Twenty-five years ago, while enrolled at FVCC, a classroom discussion arose about the relative valuation of various pursuits of labor and the instructor noted that “every time I climb aboard an aluminum tube with a hundred or more strangers, I sincerely hope the pilot is completely satisfied with his ongoing job experiences.” With regard to the flight from our local airport we have scheduled in a few days, I’m not only cognizant of those words, but am also adding an additional concern for the TSA and Air Traffic Control employees who, for the present and a yet to be determined time, are essentially being forced to work for free, not as victims of a fight over sound policy, but for the satisfaction of a grudge.
—Thomas Moran, Whitefish
Bottling operation’s status
Sorting out the “grandfathered” status of the Egan Slough Montana Artesian Water Co.’s bottling operation should be more straight forward than you reported.
Documentation of the delivery and instillation and initial operation of the necessary equipment is either dated prior to June 21, 2018 — or it is not.
Documented production records prior to June 21, 2018 (and not “approximate guess-timates) are either available — or not.
The Montana Supreme Court will not look kindly upon the waste of their time and taxpayer dollars if our Planning Office and subsequently our commissioners lack hard evidence to substantiate testimonial claims.
So, which is it?
—Andy Palchak, Kalispell
If the far left had its way
It would be interesting if the wishes of far left Democrats could be granted. Let’s abolish the Electoral College and let the six largest cities in the country rule with their masses and political corruption ... Montanan’s vote would mean nothing! Why not mandate that corporate profits be divided equally among workers and stockholders and raise taxes to 70 percent. Higher Education should be free. All health care should be free! By all means laws should guarantee that all political or public offices should be filled in order to insure racial and gender balance and the ability to do the job should “not be considered first.”
If you live in an area that is prospering, then housing should be subsidized as well as cellphones and even drinks, as all would like to get smashed on an equal basis. And by all means, public welfare be darned, DO NOT LET THE PRESIDENT BUILD THAT WALL (even though Clinton and Obama proposed as high as $40 billion for the same) for if he does he will be the most successful president in our history in relation to “promises made and promises kept.” What do we care if our graduates face the best job market in history, STOP THE SUCKER!

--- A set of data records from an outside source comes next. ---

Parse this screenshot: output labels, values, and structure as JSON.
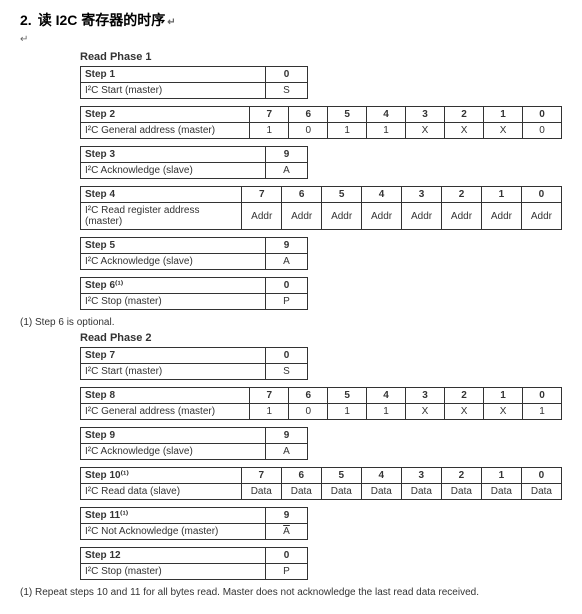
{
  "title": {
    "num": "2.",
    "text": "读 I2C 寄存器的时序"
  },
  "symbols": {
    "arrow": "↵",
    "ret": "↵"
  },
  "phase1": {
    "title": "Read Phase 1",
    "steps": [
      {
        "header": [
          "Step 1",
          "0"
        ],
        "row": [
          "I²C Start (master)",
          "S"
        ]
      },
      {
        "header": [
          "Step 2",
          "7",
          "6",
          "5",
          "4",
          "3",
          "2",
          "1",
          "0"
        ],
        "row": [
          "I²C General address (master)",
          "1",
          "0",
          "1",
          "1",
          "X",
          "X",
          "X",
          "0"
        ]
      },
      {
        "header": [
          "Step 3",
          "9"
        ],
        "row": [
          "I²C Acknowledge (slave)",
          "A"
        ]
      },
      {
        "header": [
          "Step 4",
          "7",
          "6",
          "5",
          "4",
          "3",
          "2",
          "1",
          "0"
        ],
        "row": [
          "I²C Read register address (master)",
          "Addr",
          "Addr",
          "Addr",
          "Addr",
          "Addr",
          "Addr",
          "Addr",
          "Addr"
        ]
      },
      {
        "header": [
          "Step 5",
          "9"
        ],
        "row": [
          "I²C Acknowledge (slave)",
          "A"
        ]
      },
      {
        "header": [
          "Step 6⁽¹⁾",
          "0"
        ],
        "row": [
          "I²C Stop (master)",
          "P"
        ]
      }
    ]
  },
  "footnote1": "(1)   Step 6 is optional.",
  "phase2": {
    "title": "Read Phase 2",
    "steps": [
      {
        "header": [
          "Step 7",
          "0"
        ],
        "row": [
          "I²C Start (master)",
          "S"
        ]
      },
      {
        "header": [
          "Step 8",
          "7",
          "6",
          "5",
          "4",
          "3",
          "2",
          "1",
          "0"
        ],
        "row": [
          "I²C General address (master)",
          "1",
          "0",
          "1",
          "1",
          "X",
          "X",
          "X",
          "1"
        ]
      },
      {
        "header": [
          "Step 9",
          "9"
        ],
        "row": [
          "I²C Acknowledge (slave)",
          "A"
        ]
      },
      {
        "header": [
          "Step 10⁽¹⁾",
          "7",
          "6",
          "5",
          "4",
          "3",
          "2",
          "1",
          "0"
        ],
        "row": [
          "I²C Read data (slave)",
          "Data",
          "Data",
          "Data",
          "Data",
          "Data",
          "Data",
          "Data",
          "Data"
        ]
      },
      {
        "header": [
          "Step 11⁽¹⁾",
          "9"
        ],
        "row": [
          "I²C Not Acknowledge (master)",
          "A",
          "overline"
        ]
      },
      {
        "header": [
          "Step 12",
          "0"
        ],
        "row": [
          "I²C Stop (master)",
          "P"
        ]
      }
    ]
  },
  "footnote2": "(1)   Repeat steps 10 and 11 for all bytes read. Master does not acknowledge the last read data received."
}
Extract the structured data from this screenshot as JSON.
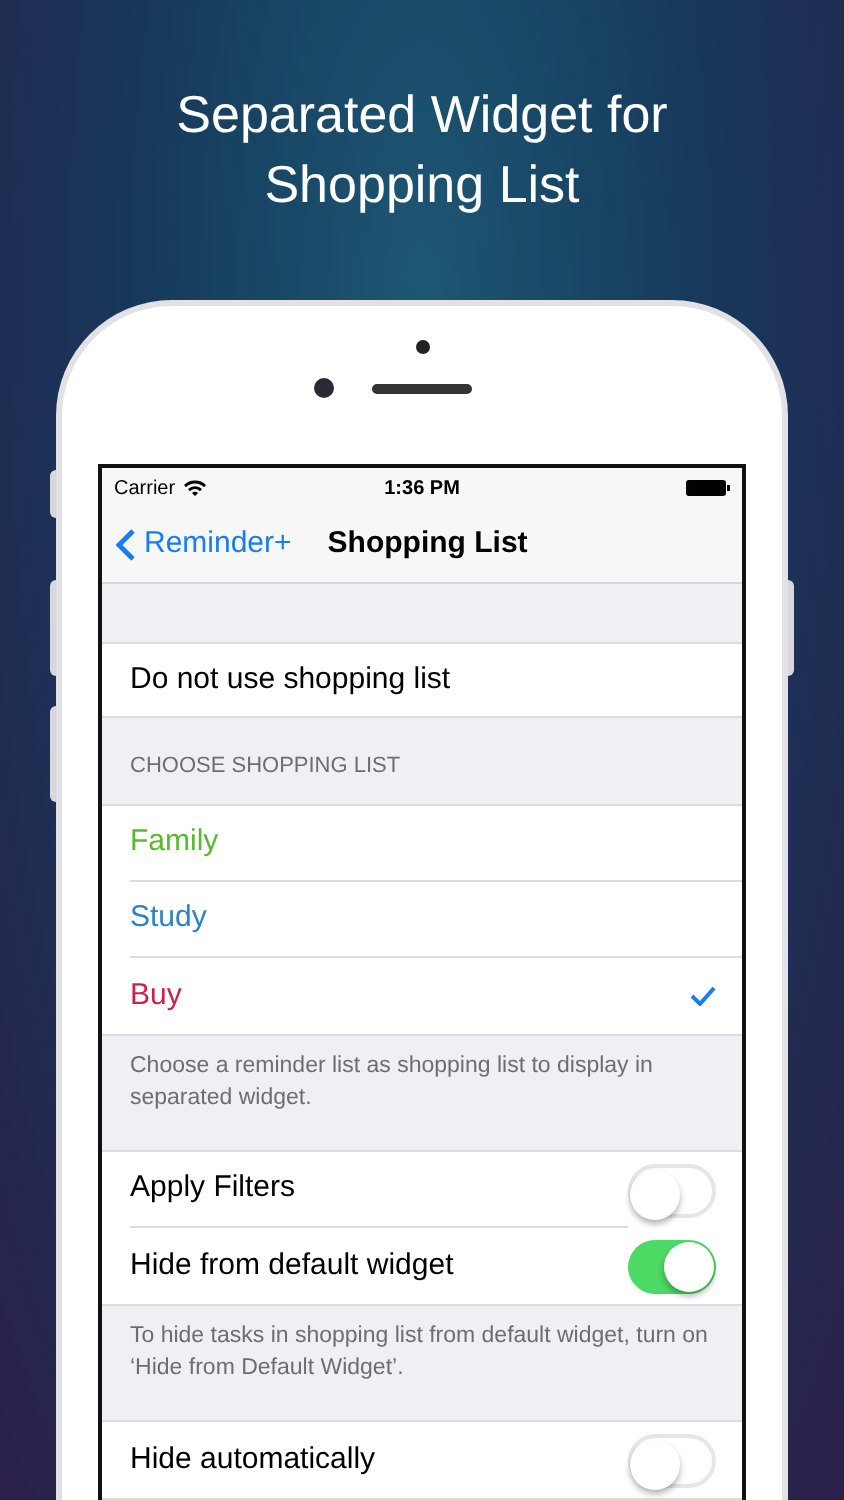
{
  "headline": [
    "Separated Widget for",
    "Shopping List"
  ],
  "status_bar": {
    "carrier": "Carrier",
    "time": "1:36 PM"
  },
  "nav": {
    "back": "Reminder+",
    "title": "Shopping List"
  },
  "none_option": {
    "label": "Do not use shopping list"
  },
  "section_header": "CHOOSE SHOPPING LIST",
  "lists": [
    {
      "label": "Family",
      "color": "#5cb82e",
      "selected": false
    },
    {
      "label": "Study",
      "color": "#2f80c4",
      "selected": false
    },
    {
      "label": "Buy",
      "color": "#cf1f4e",
      "selected": true
    }
  ],
  "lists_footer": "Choose a reminder list as shopping list to display in separated widget.",
  "toggles": [
    {
      "label": "Apply Filters",
      "on": false
    },
    {
      "label": "Hide from default widget",
      "on": true
    }
  ],
  "toggles_footer": "To hide tasks in shopping list from default widget, turn on ‘Hide from Default Widget’.",
  "auto_toggle": {
    "label": "Hide automatically",
    "on": false
  }
}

Oh, I forgot, seats along all streets should be free so that we may watch as students and workers riot, burn and pillage because corporate profits are too low to pay guaranteed yearly raises and bonuses.
— Thomas L. Hunter, Bozeman